Aging directors, diversification needs, fund-raising fatigue, and a current lull in the buyout market are prompting large private equity firms to take a serious look at launching publicly traded funds.

Such a move would give the firms quick access to permanent capital and allow more individual investors access to the booming private equity industry, which grew 18 percent last year to $493.8 billion in deal volume -- the biggest growth in five years, according to research firm Dealogic.

Private equity firms have a spotty history of launching public funds, and some directors are turning away the investment bankers banging on their doors with public plans.

I'm very leery about such plans, said Glenn Hutchins, a managing partner at buyout firm Silver Lake Partners, speaking at an event in New York on Thursday produced by The Conference Board, a business network and research firm, and news magazine The Week.

Private equity firms typically buy struggling or undervalued companies, restructure the businesses, and sell them later, keeping a slice of the sale's profit. The firms pride themselves on the merits of operating a business privately, and are not beholden to short-term investors and quarterly reporting requirements.

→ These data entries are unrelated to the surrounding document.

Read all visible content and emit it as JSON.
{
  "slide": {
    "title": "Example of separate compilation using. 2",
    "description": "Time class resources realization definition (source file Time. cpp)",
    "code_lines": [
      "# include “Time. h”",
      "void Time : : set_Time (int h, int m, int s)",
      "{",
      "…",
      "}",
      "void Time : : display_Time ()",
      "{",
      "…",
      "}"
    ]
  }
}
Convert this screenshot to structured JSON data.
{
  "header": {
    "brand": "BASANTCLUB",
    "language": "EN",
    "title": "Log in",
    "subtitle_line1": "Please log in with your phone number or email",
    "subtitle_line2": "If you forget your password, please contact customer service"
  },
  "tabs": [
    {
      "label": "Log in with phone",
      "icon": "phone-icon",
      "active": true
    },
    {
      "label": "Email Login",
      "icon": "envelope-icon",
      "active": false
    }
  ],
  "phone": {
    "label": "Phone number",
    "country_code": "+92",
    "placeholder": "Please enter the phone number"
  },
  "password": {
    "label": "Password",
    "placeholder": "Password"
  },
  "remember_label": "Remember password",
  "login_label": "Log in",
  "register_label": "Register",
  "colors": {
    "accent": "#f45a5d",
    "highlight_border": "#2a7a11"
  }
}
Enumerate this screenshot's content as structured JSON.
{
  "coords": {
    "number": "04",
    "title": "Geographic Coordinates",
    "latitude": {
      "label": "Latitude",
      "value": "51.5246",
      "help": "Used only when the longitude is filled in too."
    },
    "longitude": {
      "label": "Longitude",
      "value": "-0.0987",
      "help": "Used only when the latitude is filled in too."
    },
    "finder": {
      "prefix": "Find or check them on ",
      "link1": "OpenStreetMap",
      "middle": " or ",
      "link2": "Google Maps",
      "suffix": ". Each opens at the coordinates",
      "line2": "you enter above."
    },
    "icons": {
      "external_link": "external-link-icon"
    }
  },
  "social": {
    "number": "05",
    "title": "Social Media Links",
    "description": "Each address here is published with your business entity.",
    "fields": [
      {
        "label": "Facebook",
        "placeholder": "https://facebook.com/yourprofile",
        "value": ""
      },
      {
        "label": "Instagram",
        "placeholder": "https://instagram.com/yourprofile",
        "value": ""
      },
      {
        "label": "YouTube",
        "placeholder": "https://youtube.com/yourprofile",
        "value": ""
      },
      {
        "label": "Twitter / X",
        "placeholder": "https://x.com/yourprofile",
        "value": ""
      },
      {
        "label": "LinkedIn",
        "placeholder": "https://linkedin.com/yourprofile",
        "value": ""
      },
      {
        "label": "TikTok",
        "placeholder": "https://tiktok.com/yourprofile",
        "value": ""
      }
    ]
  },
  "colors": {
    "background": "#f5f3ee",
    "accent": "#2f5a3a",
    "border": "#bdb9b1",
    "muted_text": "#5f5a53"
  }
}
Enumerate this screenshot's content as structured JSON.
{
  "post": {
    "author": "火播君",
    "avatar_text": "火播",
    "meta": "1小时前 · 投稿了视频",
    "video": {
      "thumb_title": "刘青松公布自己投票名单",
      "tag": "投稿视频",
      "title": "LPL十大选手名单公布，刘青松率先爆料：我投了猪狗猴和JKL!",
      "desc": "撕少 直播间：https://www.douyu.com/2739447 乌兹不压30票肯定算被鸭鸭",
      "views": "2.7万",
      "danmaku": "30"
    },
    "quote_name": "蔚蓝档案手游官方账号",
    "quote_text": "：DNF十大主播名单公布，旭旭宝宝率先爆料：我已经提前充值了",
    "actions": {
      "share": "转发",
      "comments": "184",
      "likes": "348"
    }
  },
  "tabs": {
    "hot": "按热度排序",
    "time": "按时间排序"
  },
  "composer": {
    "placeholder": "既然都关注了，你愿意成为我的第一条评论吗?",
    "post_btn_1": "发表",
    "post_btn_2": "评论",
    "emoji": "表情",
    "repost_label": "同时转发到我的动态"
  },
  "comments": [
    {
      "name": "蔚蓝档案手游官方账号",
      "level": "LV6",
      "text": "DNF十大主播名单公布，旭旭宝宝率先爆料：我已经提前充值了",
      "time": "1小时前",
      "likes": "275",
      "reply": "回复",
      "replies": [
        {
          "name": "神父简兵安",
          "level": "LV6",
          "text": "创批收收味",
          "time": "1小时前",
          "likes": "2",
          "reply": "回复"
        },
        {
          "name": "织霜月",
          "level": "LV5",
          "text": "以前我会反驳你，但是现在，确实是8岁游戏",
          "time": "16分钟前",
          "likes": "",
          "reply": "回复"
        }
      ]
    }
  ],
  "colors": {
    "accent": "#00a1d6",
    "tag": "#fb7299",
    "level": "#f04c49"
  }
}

Hutchins underscored this concept on Thursday, saying he had concerns about publicly disclosing aspects of running a private company, including executive compensation.

I also think the constraint on operations will be greater than they realize, Hutchins added, referring to private equity firms pursuing public vehicles.

Despite potential drawbacks, more and more private equity firms are entertaining the idea, bankers and buyout executives say.

The Blackstone Group and the Carlyle Group, two of the largest private equity firms, are looking closely at their public market options, bankers say. Blackstone and Carlyle declined comment.

The trend is more toward taking part of the firm public, not the firm itself, though some believe a wave of large, public buyout companies is ahead.

The globalization and institutionalization of private equity, retirement among top fund leaders, and a current slowdown in the buyout market are fueling the industry's heightened focus on public vehicles to raise cash.

News on Wednesday that buyout firm Kohlberg Kravis Roberts & Co. plans to launch a publicly traded fund in Europe shined an even brighter light on the issue. The firm declined to comment.

And the trend is not limited to private equity firms, as hedge funds, private funds that buy and sell securities and stock positions, are also entertaining the notion.

I think it's coming, said Barry Rosenstein, managing partner at hedge fund Jana Partners LLC, speaking at The Conference Board and The Week event on Thursday. Rosenstein said that historically, when a hedge fund manager wanted to retire, the fund basically shut down. But a public fund would allow the name and fund to stick around, he said.

Aside from taking the conventional initial public offering route, public options for these funds include the formation of foreign investment corporations, special purpose acquisition companies (SPACS), real estate investment trusts (REITS), and business development companies (BDCs).


The private equity firms most associated with public floats are KKR, Apollo Management and Ripplewood Holdings. And their results have been mixed.

Last March, RHJ International , a holding company for New York-based Ripplewood, debuted on the Brussels stock exchange. The stock priced at 19.25 euros and is since up only 2.5 percent.

Shares of KKR Financial Corp. , a real estate investment trust affiliated with the buyout firm, have slid 8 percent to around $22 per share since opening last year.

In 2004, Apollo launched Apollo Investment Corp. , a business development company, that raised $930 million in its IPO. That BDC prompted a string of copycats, but its own shares dropped 10 percent in the opening month and dampened the craze. Apollo shares have since rallied, and are trading more than 23 percent above their $15 IPO price.

Other BDCs have not fared as well. NGP Capital Resources is down 11.5 percent since its November 2004 debut, while Gladstone Investment Corp. has slipped 2.7 percent since hitting the market in June 2005.

Even so, the advantages to permanent capital are alluring for private equity funds, allowing them to lighten the periodic fund-raising burden their executives dread, and to diversify their fund portfolio, should the private market hit a snag.

If funds can find a way to raise permanent capital, they will do it, said Jeffrey Tabak, a lawyer at Weil, Gotshal & Manges LLP, who specializes in private equity fund raising. And right now, they are looking at various vehicles and structures to accomplish this.